GNARWOLVES – The Waiting Line
Taken from the Brighton-based punks’ forthcoming EP, Adolescence, this track is a short and not-so-sweet blast of gritty and gravelled yet melodic punk. Apparently fashioned after the DC punk sound, it shows just how the three-piece are continuing to evolve and, frankly, get better and better.

PANIC! AT THE DISCO – Victorious
Never ones to be afraid of changing up their style, Panic! At The Disco’s new single sounds like a cross between Electric Six and The Village People. Taken from their forthcoming fifth album, it sees the band – of which frontman Brendon Urie is the only original member – camp it up with this celebratory party anthem.

BOSTON MANOR – Trapped Nerve
Hailing from Blackpool, Boston Manor make catchy and impassioned music that straddles the line between pop-punk and indie rock.
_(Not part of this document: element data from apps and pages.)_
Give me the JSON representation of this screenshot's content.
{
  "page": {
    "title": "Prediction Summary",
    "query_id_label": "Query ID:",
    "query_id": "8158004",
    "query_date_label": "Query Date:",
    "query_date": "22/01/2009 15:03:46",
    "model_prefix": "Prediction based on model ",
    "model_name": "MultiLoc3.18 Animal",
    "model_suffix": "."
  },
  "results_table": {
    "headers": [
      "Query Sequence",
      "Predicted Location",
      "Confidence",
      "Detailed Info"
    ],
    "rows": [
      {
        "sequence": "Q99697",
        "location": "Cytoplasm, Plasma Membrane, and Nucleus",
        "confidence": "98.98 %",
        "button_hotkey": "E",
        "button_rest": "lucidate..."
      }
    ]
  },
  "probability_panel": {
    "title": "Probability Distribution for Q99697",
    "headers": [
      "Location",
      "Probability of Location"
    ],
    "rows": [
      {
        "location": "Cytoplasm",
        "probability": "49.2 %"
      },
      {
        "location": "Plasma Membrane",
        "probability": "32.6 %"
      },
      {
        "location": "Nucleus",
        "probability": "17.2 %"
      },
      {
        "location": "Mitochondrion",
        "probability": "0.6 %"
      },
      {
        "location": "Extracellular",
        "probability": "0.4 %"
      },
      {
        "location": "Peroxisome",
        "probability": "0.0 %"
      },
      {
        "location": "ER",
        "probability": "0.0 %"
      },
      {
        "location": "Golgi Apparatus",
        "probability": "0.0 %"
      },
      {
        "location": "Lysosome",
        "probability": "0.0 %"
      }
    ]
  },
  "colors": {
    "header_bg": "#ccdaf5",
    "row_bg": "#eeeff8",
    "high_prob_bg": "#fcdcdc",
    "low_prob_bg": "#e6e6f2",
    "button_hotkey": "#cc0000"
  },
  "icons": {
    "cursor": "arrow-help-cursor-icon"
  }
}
Which is to say this track is urgent, raw and full of nervous energy. If the rest of their forthcoming album is anywhere near this good, we’re in for a treat.

MAYDAY PARADE – Letting Go
Florida emo types Mayday Parade have always had a soft spot for, well, soft songs, but Letting Go might just be their most tender yet. Granted, it does build into a bit of a midway crescendo, but on the whole this is a pure power ballad through and through.

WAX IDOLS – I’m Not Going
Collect Records, the label run by Geoff Rickly (Thursday/No Devotion), has had a pretty terrible week with the revelations about the label’s investor, but that doesn’t change just how immense their roster is. Wax Idols are no exception, and this sultry, sassy and sinister song is right out of a beautiful 1980s nightmare.

ALGIERS – And When You Fall
It’s punk, Jim, but not as we know it. As this song perfectly demonstrates, Atlanta’s Algiers fuse gospel with post-punk to create a politically-charged and edgy sound that seeks to break all musical conventions. Powerful yet understated, this song captures the four-piece in all their unsettling, belligerent glory.